Data about app and page elements
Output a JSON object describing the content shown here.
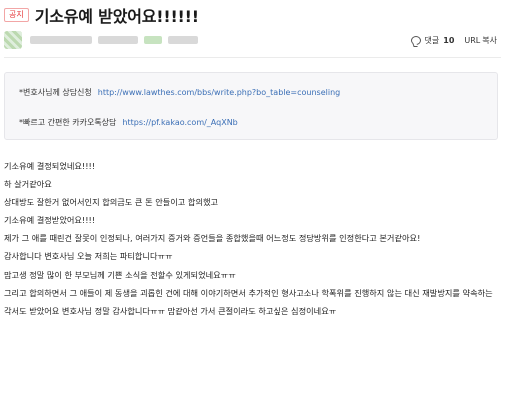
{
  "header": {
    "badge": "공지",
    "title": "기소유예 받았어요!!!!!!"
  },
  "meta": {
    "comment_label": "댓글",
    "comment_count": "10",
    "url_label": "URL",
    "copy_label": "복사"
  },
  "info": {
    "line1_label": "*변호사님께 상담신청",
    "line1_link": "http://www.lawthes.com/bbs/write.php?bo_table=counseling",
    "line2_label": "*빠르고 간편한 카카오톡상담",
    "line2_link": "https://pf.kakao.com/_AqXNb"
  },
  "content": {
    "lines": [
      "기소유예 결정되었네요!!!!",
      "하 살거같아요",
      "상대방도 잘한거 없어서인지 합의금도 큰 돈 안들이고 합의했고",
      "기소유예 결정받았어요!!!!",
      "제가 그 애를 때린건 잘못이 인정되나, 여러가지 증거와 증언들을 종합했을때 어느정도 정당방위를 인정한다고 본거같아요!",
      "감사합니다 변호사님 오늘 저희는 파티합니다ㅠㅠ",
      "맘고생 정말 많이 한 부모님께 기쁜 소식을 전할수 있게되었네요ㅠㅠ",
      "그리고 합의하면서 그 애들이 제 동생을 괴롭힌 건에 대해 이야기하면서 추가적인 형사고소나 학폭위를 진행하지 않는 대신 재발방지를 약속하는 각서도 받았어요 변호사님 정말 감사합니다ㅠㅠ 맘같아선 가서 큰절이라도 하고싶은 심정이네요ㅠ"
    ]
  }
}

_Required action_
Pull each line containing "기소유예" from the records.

_Result for this exercise_
    "title": "기소유예 받았어요!!!!!!"
      "기소유예 결정되었네요!!!!",
      "기소유예 결정받았어요!!!!",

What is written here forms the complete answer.